Al Jaffee, legendary Mad magazine cartoonist, dies aged 102

The artist behind the magazine’s famous “fold-in” drawing, Jaffee was Mad’s longest-tenured contributor and only retired when he was 99.

Al Jaffee, the pioneering Mad magazine cartoonist and inventor of the “fold-in” who worked for the publication for seven decades and retired when he was 99 years old, has died at the age of 102.

Jaffee died on Monday in a Manhattan hospital of multi-system organ failure, The Guinness record-holder for longest career in cartooning, Jaffee was known for inventing several of Mad’s most famous regulars, including Snappy Answers to Stupid Questions and the magazine’s iconic “fold-in”, the illustration that ran on the back inside cover of every issue that, when folded, revealed a second hidden image. The fold-in was originally designed to mock the centrefolds in magazines such as Playboy.

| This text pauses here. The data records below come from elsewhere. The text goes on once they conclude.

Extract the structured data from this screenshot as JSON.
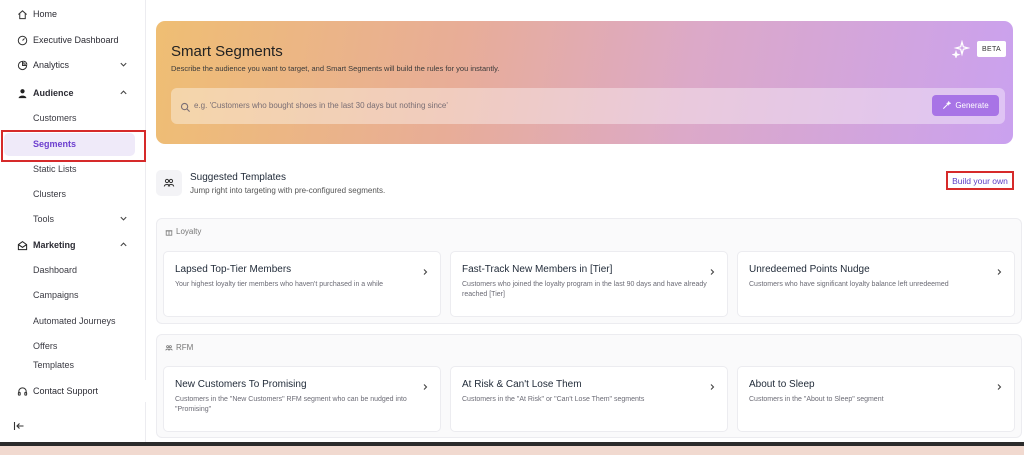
{
  "sidebar": {
    "items": [
      {
        "label": "Home",
        "icon": "home-icon"
      },
      {
        "label": "Executive Dashboard",
        "icon": "gauge-icon"
      },
      {
        "label": "Analytics",
        "icon": "chart-pie-icon"
      },
      {
        "label": "Audience",
        "icon": "user-icon"
      },
      {
        "label": "Marketing",
        "icon": "mail-open-icon"
      },
      {
        "label": "Contact Support",
        "icon": "headset-icon"
      }
    ],
    "audience_sub": [
      "Customers",
      "Segments",
      "Static Lists",
      "Clusters",
      "Tools"
    ],
    "marketing_sub": [
      "Dashboard",
      "Campaigns",
      "Automated Journeys",
      "Offers",
      "Templates"
    ],
    "active": "Segments"
  },
  "hero": {
    "title": "Smart Segments",
    "subtitle": "Describe the audience you want to target, and Smart Segments will build the rules for you instantly.",
    "badge": "BETA",
    "search_placeholder": "e.g. 'Customers who bought shoes in the last 30 days but nothing since'",
    "generate_label": "Generate"
  },
  "templates": {
    "title": "Suggested Templates",
    "subtitle": "Jump right into targeting with pre-configured segments.",
    "build_own_label": "Build your own"
  },
  "sections": [
    {
      "label": "Loyalty",
      "cards": [
        {
          "title": "Lapsed Top-Tier Members",
          "desc": "Your highest loyalty tier members who haven't purchased in a while"
        },
        {
          "title": "Fast-Track New Members in [Tier]",
          "desc": "Customers who joined the loyalty program in the last 90 days and have already reached [Tier]"
        },
        {
          "title": "Unredeemed Points Nudge",
          "desc": "Customers who have significant loyalty balance left unredeemed"
        }
      ]
    },
    {
      "label": "RFM",
      "cards": [
        {
          "title": "New Customers To Promising",
          "desc": "Customers in the \"New Customers\" RFM segment who can be nudged into \"Promising\""
        },
        {
          "title": "At Risk & Can't Lose Them",
          "desc": "Customers in the \"At Risk\" or \"Can't Lose Them\" segments"
        },
        {
          "title": "About to Sleep",
          "desc": "Customers in the \"About to Sleep\" segment"
        }
      ]
    }
  ],
  "colors": {
    "accent": "#6d3fcf",
    "highlight": "#d62a2a",
    "generate": "#a874e6"
  }
}
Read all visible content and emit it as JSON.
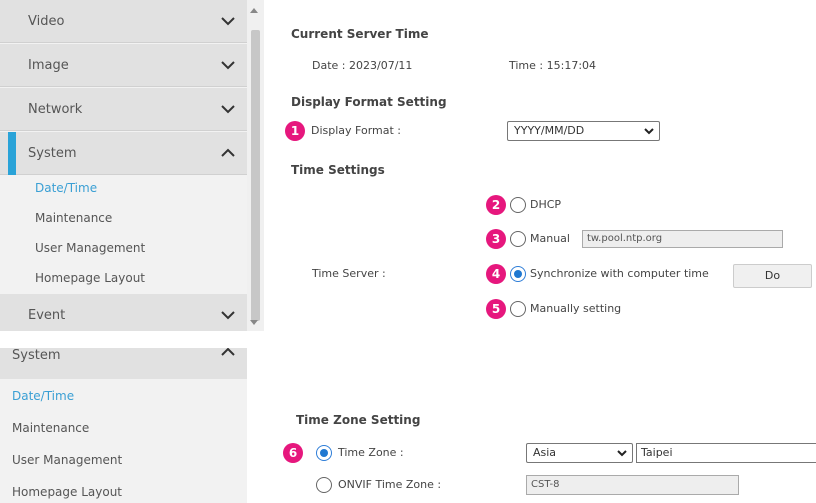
{
  "colors": {
    "accent": "#2aa3d8",
    "badge": "#e6177d",
    "radio_selected": "#1f78d1"
  },
  "top": {
    "sidebar": {
      "items": [
        {
          "label": "Video",
          "icon": "chevron-down-icon"
        },
        {
          "label": "Image",
          "icon": "chevron-down-icon"
        },
        {
          "label": "Network",
          "icon": "chevron-down-icon"
        },
        {
          "label": "System",
          "icon": "chevron-up-icon"
        },
        {
          "label": "Event",
          "icon": "chevron-down-icon"
        }
      ],
      "sub_items": [
        "Date/Time",
        "Maintenance",
        "User Management",
        "Homepage Layout"
      ]
    },
    "current_server_time": {
      "heading": "Current Server Time",
      "date": "Date : 2023/07/11",
      "time": "Time : 15:17:04"
    },
    "display_format": {
      "heading": "Display Format Setting",
      "badge": "1",
      "label": "Display Format :",
      "value": "YYYY/MM/DD"
    },
    "time_settings": {
      "heading": "Time Settings",
      "server_label": "Time Server :",
      "options": [
        {
          "badge": "2",
          "label": "DHCP",
          "selected": false
        },
        {
          "badge": "3",
          "label": "Manual",
          "selected": false,
          "input_value": "tw.pool.ntp.org"
        },
        {
          "badge": "4",
          "label": "Synchronize with computer time",
          "selected": true,
          "button": "Do"
        },
        {
          "badge": "5",
          "label": "Manually setting",
          "selected": false
        }
      ]
    }
  },
  "bottom": {
    "sidebar": {
      "header": {
        "label": "System",
        "icon": "chevron-up-icon"
      },
      "sub_items": [
        "Date/Time",
        "Maintenance",
        "User Management",
        "Homepage Layout"
      ]
    },
    "time_zone": {
      "heading": "Time Zone Setting",
      "badge": "6",
      "tz_label": "Time Zone :",
      "region": "Asia",
      "city": "Taipei",
      "onvif_label": "ONVIF Time Zone :",
      "onvif_value": "CST-8"
    }
  }
}
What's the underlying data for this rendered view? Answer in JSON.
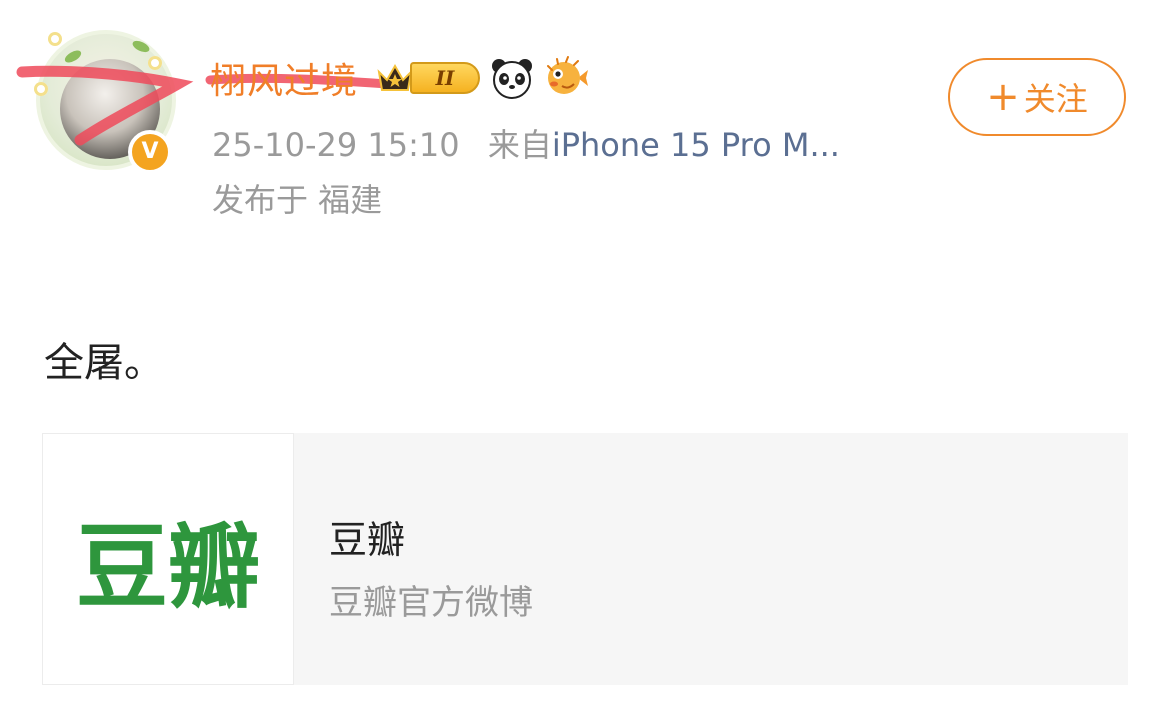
{
  "user": {
    "name": "栩风过境",
    "level": "II",
    "verified_mark": "V"
  },
  "meta": {
    "timestamp": "25-10-29 15:10",
    "from_label": "来自",
    "source": "iPhone 15 Pro M...",
    "location": "发布于 福建"
  },
  "follow": {
    "plus": "+",
    "label": "关注"
  },
  "post": {
    "text": "全屠。"
  },
  "card": {
    "logo_text": "豆瓣",
    "title": "豆瓣",
    "subtitle": "豆瓣官方微博"
  },
  "icons": {
    "crown": "crown-icon",
    "panda": "panda-emoji-icon",
    "pufferfish": "pufferfish-emoji-icon"
  },
  "colors": {
    "username": "#f07e28",
    "accent": "#f08a2c",
    "source_link": "#5b6f92",
    "douban_green": "#2e963d",
    "verified": "#f4a420",
    "scribble": "#ee4a5a"
  }
}
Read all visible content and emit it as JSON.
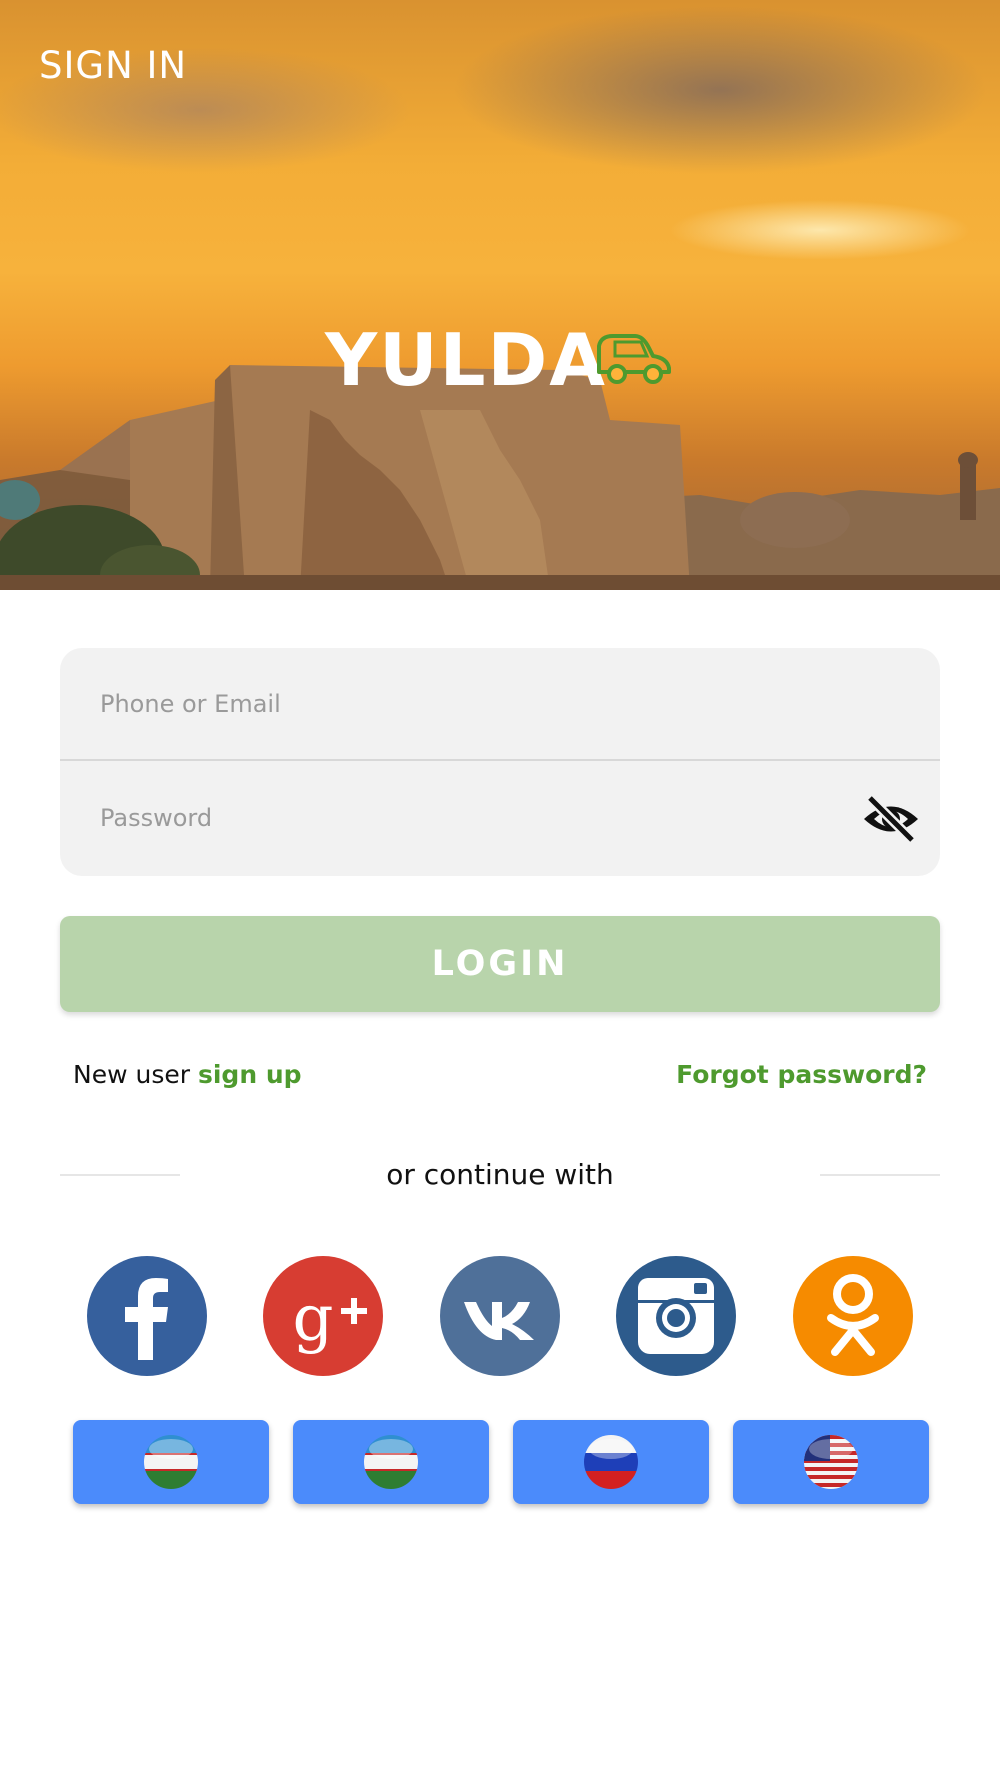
{
  "header": {
    "title": "SIGN IN"
  },
  "logo": {
    "text": "YULDA",
    "accent_color": "#4e9a2e"
  },
  "form": {
    "phone_placeholder": "Phone or Email",
    "password_placeholder": "Password",
    "login_label": "LOGIN",
    "login_color": "#b8d4ab"
  },
  "links": {
    "new_user_text": "New user",
    "sign_up": "sign up",
    "forgot_password": "Forgot password?",
    "link_color": "#4e9a2e"
  },
  "social": {
    "divider_text": "or continue with",
    "providers": [
      {
        "name": "facebook",
        "icon": "facebook-icon",
        "color": "#36609d"
      },
      {
        "name": "google-plus",
        "icon": "google-plus-icon",
        "color": "#d73d32"
      },
      {
        "name": "vk",
        "icon": "vk-icon",
        "color": "#4f7099"
      },
      {
        "name": "instagram",
        "icon": "instagram-icon",
        "color": "#2d5b8c"
      },
      {
        "name": "odnoklassniki",
        "icon": "odnoklassniki-icon",
        "color": "#f68b00"
      }
    ]
  },
  "languages": [
    {
      "flag": "uzbekistan-flag-icon"
    },
    {
      "flag": "uzbekistan-flag-icon"
    },
    {
      "flag": "russia-flag-icon"
    },
    {
      "flag": "usa-flag-icon"
    }
  ]
}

At the age of 95, Jaffee said he believed satire was becoming harder in the face of politicians who felt no shame about lying. “I think they’re defeating Mad, because they’re going beyond anything we can think of doing to show the clownish nature of their claims,” he said. “It used to be that politicians claimed that they would make jobs for everybody in the country within two years or something like that; now they claim that they’re going to make jobs for everybody on Mars.”

Born Abraham Jaffee in 1921 in Atlanta, Jaffee began working in comics soon after graduating high school. At just 20 he sold a parody of Superman, titled Inferior Man, to comic heavyweight Will Eisner, and a year later began working for soon-to-be Marvel titan Stan Lee. He began going by the name Al during the second world war, as a way to protect himself from antisemitism. During the war, he worked at the Pentagon, making pamphlets and posters for the war effort.

Jaffee joined Mad in 1955, three years after it launched. Aside from the famous regulars he invented, he was also well known for the anti-war cartoons Hawks & Doves, which he drew during the Vietnam war. His fans included Charles M Schulz of Peanuts fame, Far Side creator Gary Larson, and satirical comedians Jon Stewart and Stephen Colbert, who marked Jaffee’s 85th birthday by featuring a fold-in cake on The Colbert Report. When Stewart and The Daily Show writers wrote the bestselling book America (the Book), they asked Jaffee to create a fold-in for it.

“When I was done, I called up the producer who’d contacted me, and I said, ‘I’ve finished the fold-in, where shall I send it?’ And he said – and this was a great compliment – ‘Oh, please Mr Jaffee, could you deliver it in person? The whole crew wants to meet you,’” Jaffee told the Boston Phoenix.

When he retired in 2020, at 99, he was the magazine’s longest-tenured contributor. He was a freelancer for his whole life, and never became a staff member. Towards the end, he mainly worked on fold-ins, each of which took him roughly two weeks of work.

“I had two jobs all my life,” Jaffee told the New York Times on his retirement. “One of them was to make a living. The second one was to entertain. I hope to some extent that I succeeded.”

Jaffee is survived by his children, Richard and Debora; two stepdaughters, Tracey and Jody; as well as five grandchildren, a step-granddaughter and three great-grandchildren.

India Toons